Location: Insect Behavior and Biocontrol ResearchTitle: Effects of Diaphorina citri population density on daily timing of vibrational communication calls: Potential benefits in finding forage
|PATEL, RIKEN - UNIVERSITY OF VIRGINIA|
|GRUGNALE, MASON - FORMER ARS EMPLOYEE|
|JETTER, ETHAN - UNIVERSITY OF FLORIDA|
Submitted to: Insects
Publication Type: Peer Reviewed Journal
Publication Acceptance Date: 3/9/2020
Publication Date: 3/13/2020
Citation: Mankin, R.W., Patel, R., Grugnale, M., Jetter, E. 2020. Effects of Diaphorina citri population density on daily timing of vibrational communication calls: Potential benefits in finding forage. Insects. 11(3):182. https://doi.org/10.3390/insects11030182.
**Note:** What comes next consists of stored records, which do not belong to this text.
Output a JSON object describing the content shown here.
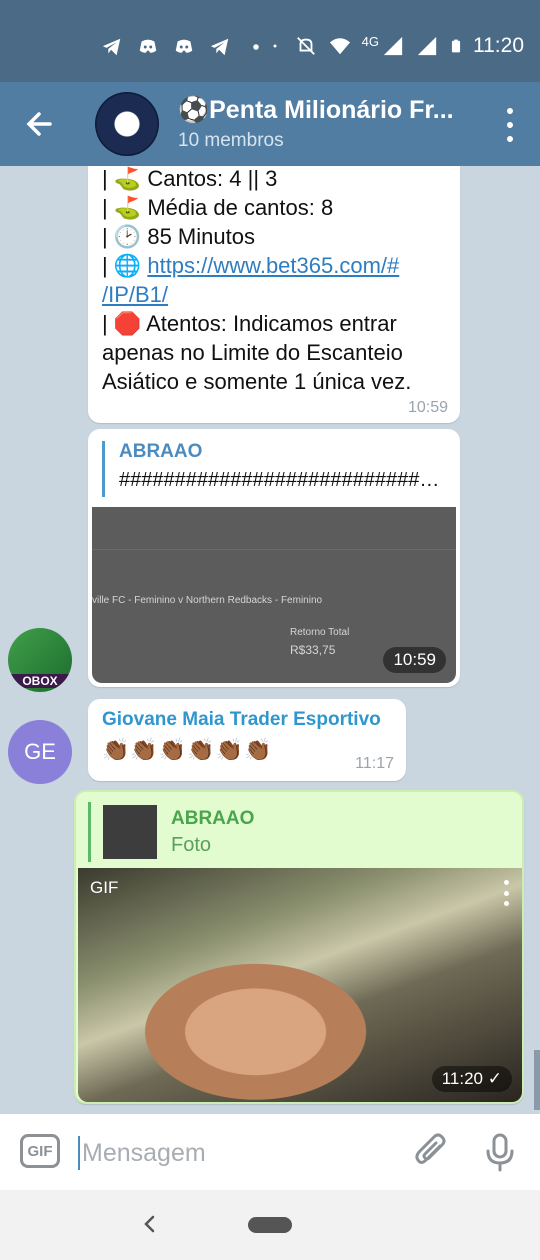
{
  "status": {
    "time": "11:20",
    "network": "4G",
    "notification_icons": [
      "telegram-icon",
      "discord-icon",
      "discord-icon",
      "telegram-icon",
      "dot-icon"
    ],
    "system_icons": [
      "dot-icon",
      "mute-icon",
      "wifi-icon",
      "signal-icon",
      "signal-icon",
      "battery-icon"
    ]
  },
  "header": {
    "title": "⚽Penta Milionário Fr...",
    "subtitle": "10 membros"
  },
  "messages": {
    "m1": {
      "lines": [
        "| ⛳ Cantos: 4 || 3",
        "| ⛳ Média de cantos: 8",
        "| 🕑 85 Minutos"
      ],
      "link_prefix": "| 🌐 ",
      "link_line1": "https://www.bet365.com/#",
      "link_line2": "/IP/B1/",
      "warning_line1": "| 🛑 Atentos: Indicamos entrar",
      "warning_line2": "apenas no Limite do Escanteio",
      "warning_line3": "Asiático e somente 1 única vez.",
      "time": "10:59"
    },
    "m2": {
      "reply_name": "ABRAAO",
      "reply_text": "########################################",
      "image_caption": "ville FC - Feminino v Northern Redbacks - Feminino",
      "image_label": "Retorno Total",
      "image_value": "R$33,75",
      "time": "10:59",
      "avatar_label": "OBOX"
    },
    "m3": {
      "avatar_initials": "GE",
      "sender": "Giovane Maia Trader Esportivo",
      "text": "👏🏾👏🏾👏🏾👏🏾👏🏾👏🏾",
      "time": "11:17"
    },
    "m4": {
      "reply_name": "ABRAAO",
      "reply_text": "Foto",
      "gif_tag": "GIF",
      "time": "11:20",
      "status": "✓"
    }
  },
  "composer": {
    "gif_label": "GIF",
    "placeholder": "Mensagem"
  }
}
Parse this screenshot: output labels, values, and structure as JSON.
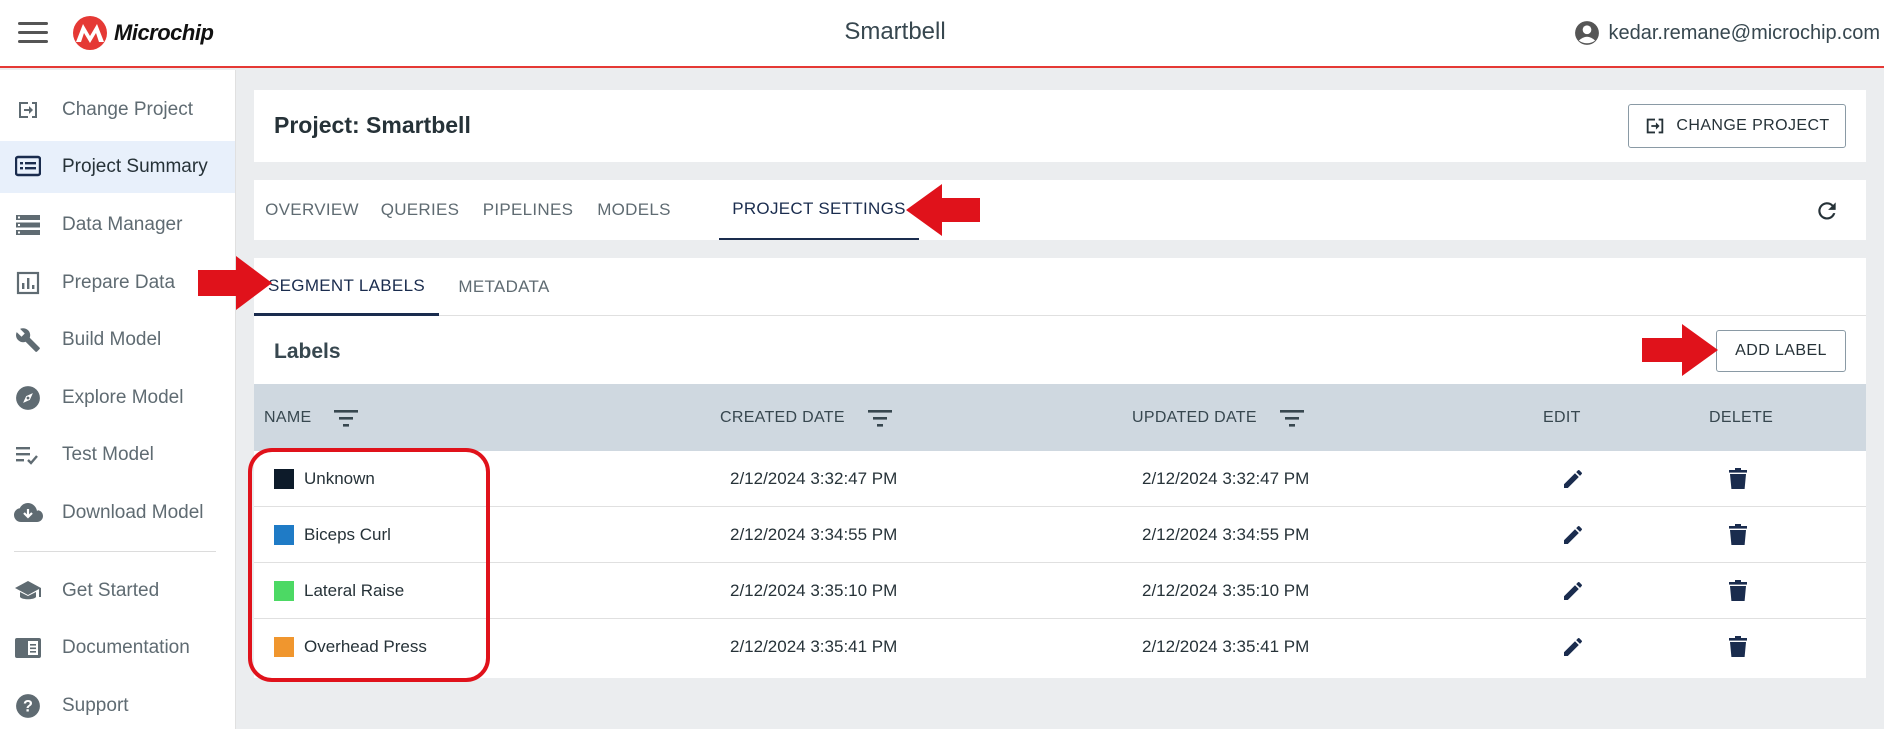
{
  "header": {
    "menu_icon": "hamburger-menu-icon",
    "logo_text": "Microchip",
    "app_title": "Smartbell",
    "user_email": "kedar.remane@microchip.com",
    "user_icon": "account-circle-icon"
  },
  "sidebar": {
    "items": [
      {
        "label": "Change Project",
        "icon": "enter-project-icon"
      },
      {
        "label": "Project Summary",
        "icon": "summary-icon",
        "active": true
      },
      {
        "label": "Data Manager",
        "icon": "storage-icon"
      },
      {
        "label": "Prepare Data",
        "icon": "chart-icon"
      },
      {
        "label": "Build Model",
        "icon": "wrench-icon"
      },
      {
        "label": "Explore Model",
        "icon": "compass-icon"
      },
      {
        "label": "Test Model",
        "icon": "checklist-icon"
      },
      {
        "label": "Download Model",
        "icon": "cloud-download-icon"
      },
      {
        "label": "Get Started",
        "icon": "school-icon"
      },
      {
        "label": "Documentation",
        "icon": "book-icon"
      },
      {
        "label": "Support",
        "icon": "help-icon"
      }
    ]
  },
  "project": {
    "title": "Project: Smartbell",
    "change_button": "CHANGE PROJECT"
  },
  "tabs": [
    {
      "label": "OVERVIEW"
    },
    {
      "label": "QUERIES"
    },
    {
      "label": "PIPELINES"
    },
    {
      "label": "MODELS"
    },
    {
      "label": "PROJECT SETTINGS",
      "active": true
    }
  ],
  "subtabs": [
    {
      "label": "SEGMENT LABELS",
      "active": true
    },
    {
      "label": "METADATA"
    }
  ],
  "labels_section": {
    "title": "Labels",
    "add_button": "ADD LABEL"
  },
  "table": {
    "columns": [
      "NAME",
      "CREATED DATE",
      "UPDATED DATE",
      "EDIT",
      "DELETE"
    ],
    "rows": [
      {
        "name": "Unknown",
        "color": "#0d1b2a",
        "created": "2/12/2024 3:32:47 PM",
        "updated": "2/12/2024 3:32:47 PM"
      },
      {
        "name": "Biceps Curl",
        "color": "#1f7bc6",
        "created": "2/12/2024 3:34:55 PM",
        "updated": "2/12/2024 3:34:55 PM"
      },
      {
        "name": "Lateral Raise",
        "color": "#4cd964",
        "created": "2/12/2024 3:35:10 PM",
        "updated": "2/12/2024 3:35:10 PM"
      },
      {
        "name": "Overhead Press",
        "color": "#f0962e",
        "created": "2/12/2024 3:35:41 PM",
        "updated": "2/12/2024 3:35:41 PM"
      }
    ]
  },
  "colors": {
    "accent_red": "#e53935",
    "annotation_red": "#e0121b",
    "active_tab": "#1a2c4e",
    "table_header_bg": "#cfd8e0"
  }
}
Interpretive Summary: The Asian citrus psyllid (ACP) is an important invasive pest in citrus growing regions of the US which vectors bacteria that causes Huanglongbing disease. Huanglongbing kills citrus trees and reduces the economic viability of citrus production. This pest aggregates and forages on young shoots of citrus flush, especially in the Spring and Summer months. ACP communicates for mating through vibrational calls carried from psyllid to psyllid along the branches of the host citrus trees. Efforts to understand and manipulate ACP vibrational calls are being conducted to reduce ACP populations and the spread of Huanglongbing. Students at the University of Florida and University of Virginia, in collaboration with scientists at the USDA-ARS Center for Medical, Agricultural, and Veterinary Entomology, Gainesville, Florida, discovered that the rate and timing of ACP vibrational calls is affected by the population density in aggregations on citrus flush. At low ACP densities there is potential that the broadcast of synthetic calls can disrupt mating as well as how psyllids find young citrus flush on which they need to forage. This study shows that vibrational disruption of both mating and foraging may be feasible option for control of ACP.
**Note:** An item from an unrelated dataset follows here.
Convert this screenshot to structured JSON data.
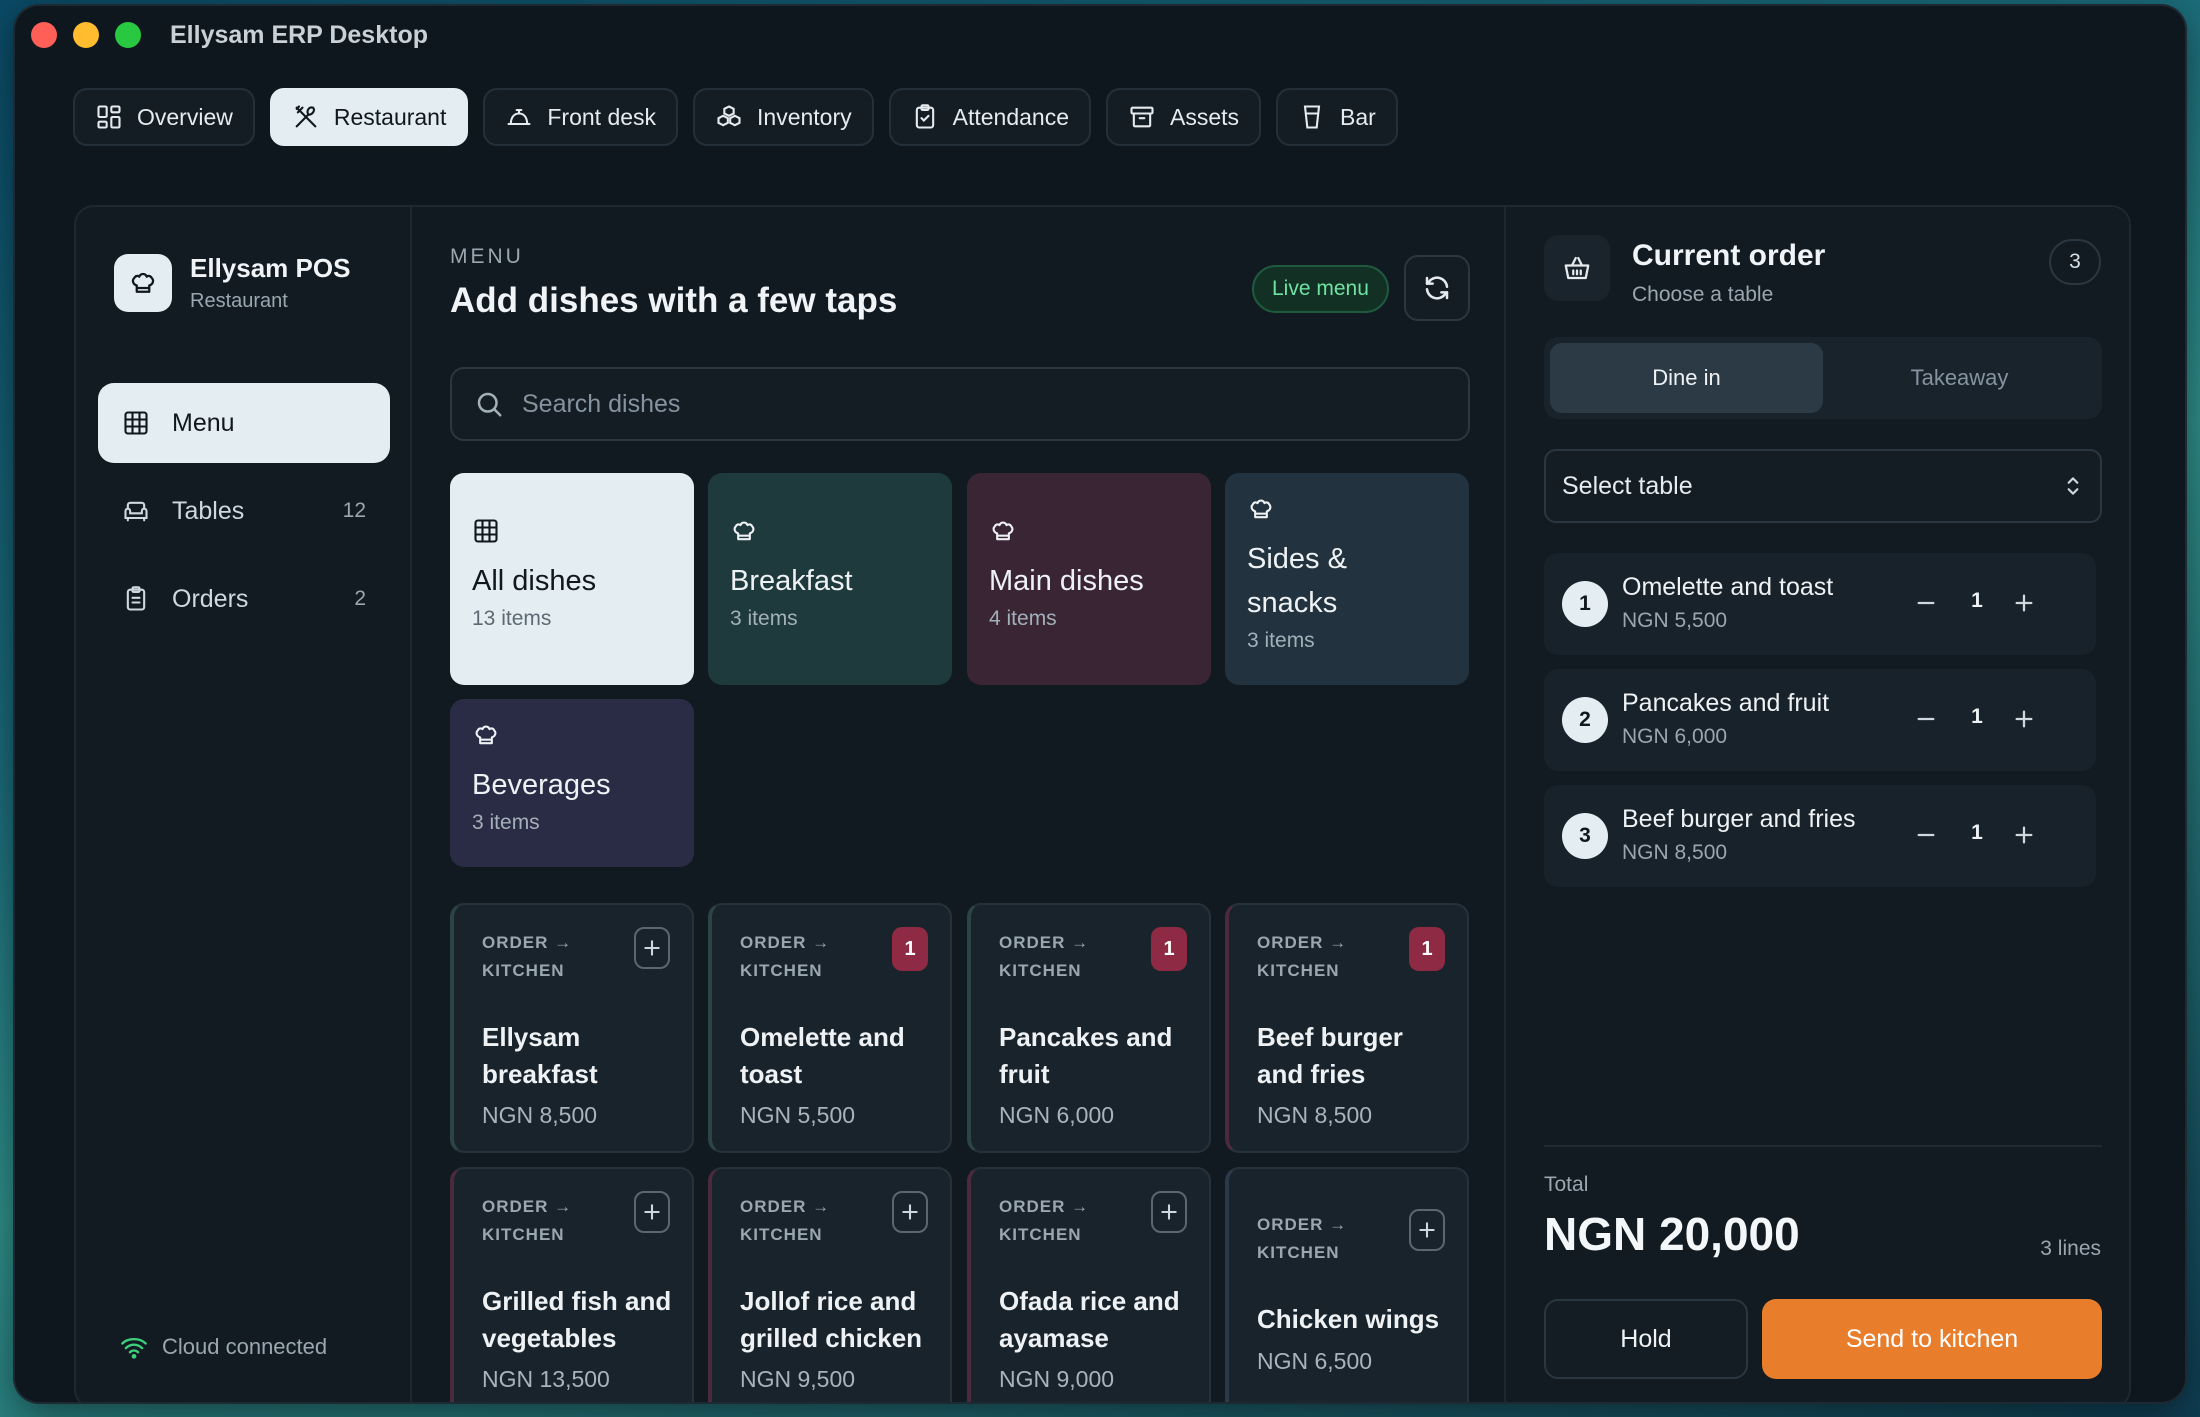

Technical Abstract: Adult Diaphorina citri (ACP) use visual and chemical cues to locate young citrus flush shoots on which they forage and oviposit, and they use vibrational communication duetting calls as cues to help locate mates. For individual pairs, calling and mating usually peaks between 10:00 and 15:00. To explore whether call rates (calls per hour per ACP) are affected by interactions with nearby conspecifics, calls were compared in small citrus trees on which either 5 or 25 ACP female/male pairs had been released. Calls were monitored for 16 h from sunrise (06:00), after which the final positions were noted. Call rates were similar in both treatments during normal mating hours. However, call rates were significantly higher for low density than high density treatments near sunrise, suggesting that calling during this period may be affected by conspecific density. Aggregations on flush were observed at both densities. We discuss the potential that ACP producing calls near sunrise, outside of normal mating hours, might benefit from gains in reproductive fitness in low-density contexts if they call not only to locate mates but also to locate preferred flush, in which case, vibrational disruption of both mating and foraging may be feasible.